Ozersky: That was a good one!
Platt: It was good because it was so god-awful bad. Am I wrong in thinking the quality of cooking is actually getting worse as this show reaches its grim conclusion?
Ozersky: You’re not wrong. The Ripper looked like he was going to retch when he got Casey’s raw elk.
Ozersky: Were you moved by Dale’s speech? I am not ashamed to say I was.
Platt: Dale’s disarmingly honest. He admitted that he was unemployed prior to the show. He’s frank about how disastrous his dishes are going to be. And he doesn’t talk endlessly about the nobility of his craft like the tiresome Hung.

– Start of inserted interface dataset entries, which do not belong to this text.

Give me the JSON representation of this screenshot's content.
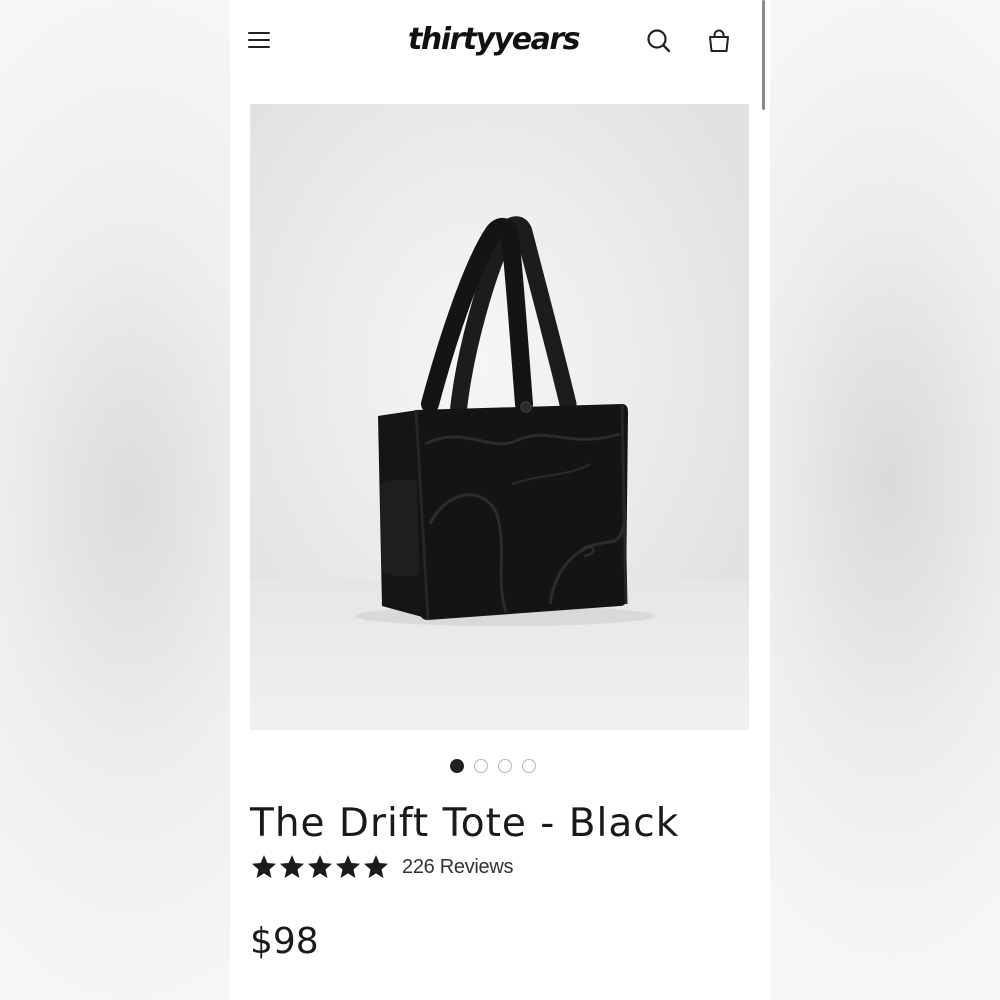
{
  "header": {
    "logo_text": "thirtyyears",
    "menu_icon": "hamburger-menu-icon",
    "search_icon": "search-icon",
    "cart_icon": "shopping-bag-icon"
  },
  "gallery": {
    "image_alt": "The Drift Tote - Black",
    "slide_count": 4,
    "active_slide": 1
  },
  "product": {
    "title": "The Drift Tote - Black",
    "rating": 5,
    "reviews_label": "226 Reviews",
    "price": "$98"
  },
  "colors": {
    "text": "#1a1a1a",
    "bag": "#141414",
    "background": "#ffffff"
  }
}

Ozersky: Hung was as on message as Mitt Romney tonight. It’s like he heard everyone say how soulless his cooking was, whatever that means, and so tried to drag his old immigrant mom in. Tom looked like he was going to start laughing in the middle of Hung’s speech.

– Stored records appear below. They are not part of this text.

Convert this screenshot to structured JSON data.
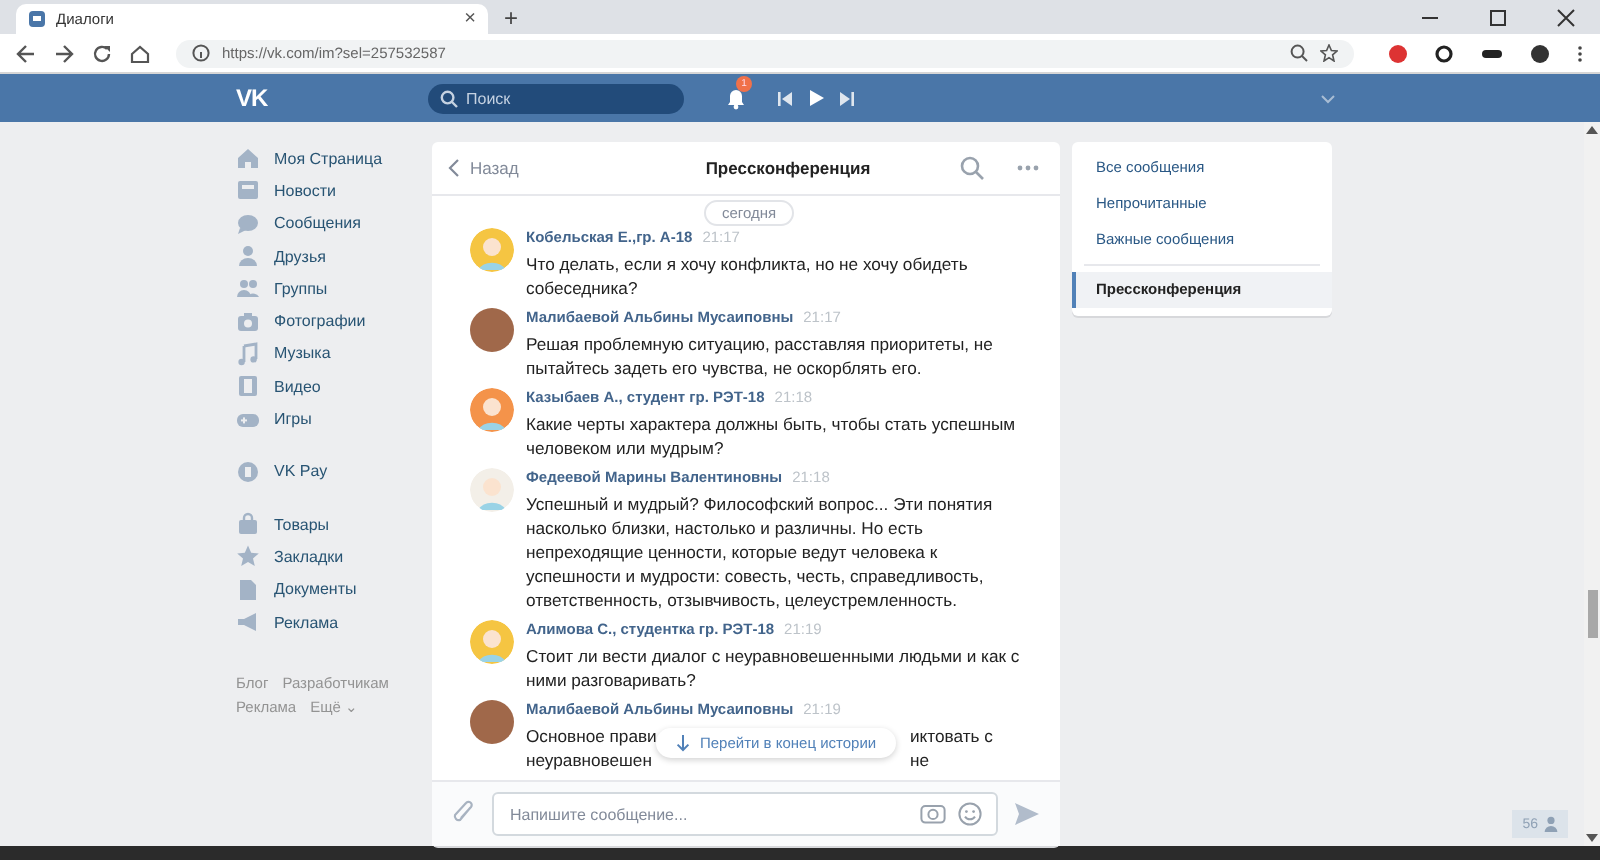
{
  "browser": {
    "tab": {
      "title": "Диалоги",
      "close": "×"
    },
    "new_tab": "+",
    "url": "https://vk.com/im?sel=257532587"
  },
  "header": {
    "logo": "VK",
    "search": {
      "placeholder": "Поиск"
    },
    "notifications_badge": "1"
  },
  "sidebar": {
    "sections": [
      [
        {
          "label": "Моя Страница"
        },
        {
          "label": "Новости"
        },
        {
          "label": "Сообщения"
        },
        {
          "label": "Друзья"
        },
        {
          "label": "Группы"
        },
        {
          "label": "Фотографии"
        },
        {
          "label": "Музыка"
        },
        {
          "label": "Видео"
        },
        {
          "label": "Игры"
        }
      ],
      [
        {
          "label": "VK Pay"
        }
      ],
      [
        {
          "label": "Товары"
        },
        {
          "label": "Закладки"
        },
        {
          "label": "Документы"
        },
        {
          "label": "Реклама"
        }
      ]
    ],
    "footer_links": [
      "Блог",
      "Разработчикам",
      "Реклама",
      "Ещё ⌄"
    ]
  },
  "chat": {
    "back": "Назад",
    "title": "Пресcконференция",
    "date_divider": "сегодня",
    "messages": [
      {
        "author": "Кобельская Е.,гр. А-18",
        "time": "21:17",
        "avatar": {
          "kind": "cartoon",
          "color": "#f5c542"
        },
        "text": "Что делать, если я хочу конфликта, но не хочу обидеть собеседника?"
      },
      {
        "author": "Малибаевой Альбины Мусаиповны",
        "time": "21:17",
        "avatar": {
          "kind": "photo",
          "color": "#a0684a"
        },
        "text": "Решая проблемную ситуацию, расставляя приоритеты, не пытайтесь задеть его чувства, не оскорблять его."
      },
      {
        "author": "Казыбаев А., студент гр. РЭТ-18",
        "time": "21:18",
        "avatar": {
          "kind": "cartoon",
          "color": "#f4934a"
        },
        "text": "Какие черты характера должны быть, чтобы стать успешным человеком или мудрым?"
      },
      {
        "author": "Федеевой Марины Валентиновны",
        "time": "21:18",
        "avatar": {
          "kind": "cartoon",
          "color": "#f3efe8"
        },
        "text": "Успешный и мудрый? Философский вопрос... Эти понятия насколько близки, настолько и различны. Но есть непреходящие ценности, которые ведут человека к успешности и мудрости: совесть, честь, справедливость, ответственность, отзывчивость, целеустремленность."
      },
      {
        "author": "Алимова С., студентка гр. РЭТ-18",
        "time": "21:19",
        "avatar": {
          "kind": "cartoon",
          "color": "#f5c542"
        },
        "text": "Стоит ли вести диалог с неуравновешенными людьми и как с ними разговаривать?"
      },
      {
        "author": "Малибаевой Альбины Мусаиповны",
        "time": "21:19",
        "avatar": {
          "kind": "photo",
          "color": "#a0684a"
        },
        "partial_lines": [
          {
            "left": "Основное прави",
            "right": "иктовать с"
          },
          {
            "left": "неуравновешен",
            "right": "не"
          }
        ]
      }
    ],
    "jump_button": "Перейти в конец истории",
    "compose": {
      "placeholder": "Напишите сообщение..."
    }
  },
  "right_menu": {
    "groups": [
      [
        {
          "label": "Все сообщения",
          "selected": false
        },
        {
          "label": "Непрочитанные",
          "selected": false
        },
        {
          "label": "Важные сообщения",
          "selected": false
        }
      ],
      [
        {
          "label": "Пресcконференция",
          "selected": true
        }
      ]
    ]
  },
  "online_widget": {
    "count": "56"
  }
}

Platt: I thought the last one was much, much better. I miss André Soltner. I miss cooking real food. I miss New York. What is this Kubrick-like Hotel Jerome?! And who were all those startled-looking cowpokes?! And who the hell eats elk anyway?!?!
Ozersky: Cool your jets there, Platty! The cowboys are who eats this kind of food. They’re not Fifth Avenue feinshmeckers like you.

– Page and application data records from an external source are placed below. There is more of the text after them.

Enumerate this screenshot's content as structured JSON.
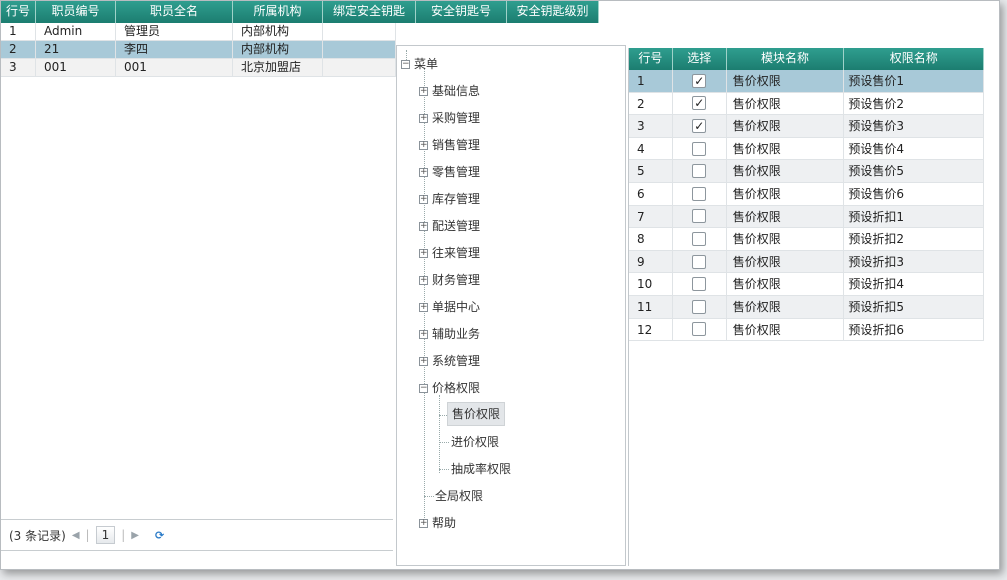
{
  "employee_grid": {
    "columns": [
      "行号",
      "职员编号",
      "职员全名",
      "所属机构",
      "绑定安全钥匙",
      "安全钥匙号",
      "安全钥匙级别"
    ],
    "rows": [
      {
        "no": "1",
        "code": "Admin",
        "name": "管理员",
        "org": "内部机构"
      },
      {
        "no": "2",
        "code": "21",
        "name": "李四",
        "org": "内部机构"
      },
      {
        "no": "3",
        "code": "001",
        "name": "001",
        "org": "北京加盟店"
      }
    ],
    "selected_row": 2
  },
  "pager": {
    "records": "(3 条记录)",
    "prev_icon": "◀",
    "page": "1",
    "next_icon": "▶",
    "refresh_icon": "refresh-icon"
  },
  "menu_tree": {
    "root": "菜单",
    "items": [
      {
        "label": "基础信息",
        "expanded": false
      },
      {
        "label": "采购管理",
        "expanded": false
      },
      {
        "label": "销售管理",
        "expanded": false
      },
      {
        "label": "零售管理",
        "expanded": false
      },
      {
        "label": "库存管理",
        "expanded": false
      },
      {
        "label": "配送管理",
        "expanded": false
      },
      {
        "label": "往来管理",
        "expanded": false
      },
      {
        "label": "财务管理",
        "expanded": false
      },
      {
        "label": "单据中心",
        "expanded": false
      },
      {
        "label": "辅助业务",
        "expanded": false
      },
      {
        "label": "系统管理",
        "expanded": false
      },
      {
        "label": "价格权限",
        "expanded": true
      }
    ],
    "price_children": [
      "售价权限",
      "进价权限",
      "抽成率权限"
    ],
    "global": "全局权限",
    "help": "帮助",
    "selected": "售价权限"
  },
  "permission_grid": {
    "columns": [
      "行号",
      "选择",
      "模块名称",
      "权限名称"
    ],
    "rows": [
      {
        "no": "1",
        "checked": true,
        "module": "售价权限",
        "perm": "预设售价1"
      },
      {
        "no": "2",
        "checked": true,
        "module": "售价权限",
        "perm": "预设售价2"
      },
      {
        "no": "3",
        "checked": true,
        "module": "售价权限",
        "perm": "预设售价3"
      },
      {
        "no": "4",
        "checked": false,
        "module": "售价权限",
        "perm": "预设售价4"
      },
      {
        "no": "5",
        "checked": false,
        "module": "售价权限",
        "perm": "预设售价5"
      },
      {
        "no": "6",
        "checked": false,
        "module": "售价权限",
        "perm": "预设售价6"
      },
      {
        "no": "7",
        "checked": false,
        "module": "售价权限",
        "perm": "预设折扣1"
      },
      {
        "no": "8",
        "checked": false,
        "module": "售价权限",
        "perm": "预设折扣2"
      },
      {
        "no": "9",
        "checked": false,
        "module": "售价权限",
        "perm": "预设折扣3"
      },
      {
        "no": "10",
        "checked": false,
        "module": "售价权限",
        "perm": "预设折扣4"
      },
      {
        "no": "11",
        "checked": false,
        "module": "售价权限",
        "perm": "预设折扣5"
      },
      {
        "no": "12",
        "checked": false,
        "module": "售价权限",
        "perm": "预设折扣6"
      }
    ],
    "selected_row": 1
  },
  "colors": {
    "header": "#1c7d70",
    "selected": "#a8c9d8"
  }
}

Platt: There’s a reason they don’t eat elk on Fifth Avenue, Cutty. It’s bad.
Ozersky: So? Who’s winning next week?
Platt: They can’t give Hung the mitten. He’s so obviously the best chef. They’re setting him up for the fall, however. My money’s still on cuddly Casey. Dale, as he so readily admits, is a fluke.
Ozersky: Yes, but America is a nation of mediocrities, Platty. Casey’s looks and Hung’s knife skills will disqualify them from the love of the masses, which will inevitably devolve onto the biggest scrub.
Platt: So your money’s on Dale?
Ozersky: If I had to bet, maybe. Let’s say a hamburger.
Platt: So to summarize: You bet Dale. I bet Casey or Hung.
The bet is a cheeseburger. And you’ll never pay.
Ozersky: You’re right, I won’t.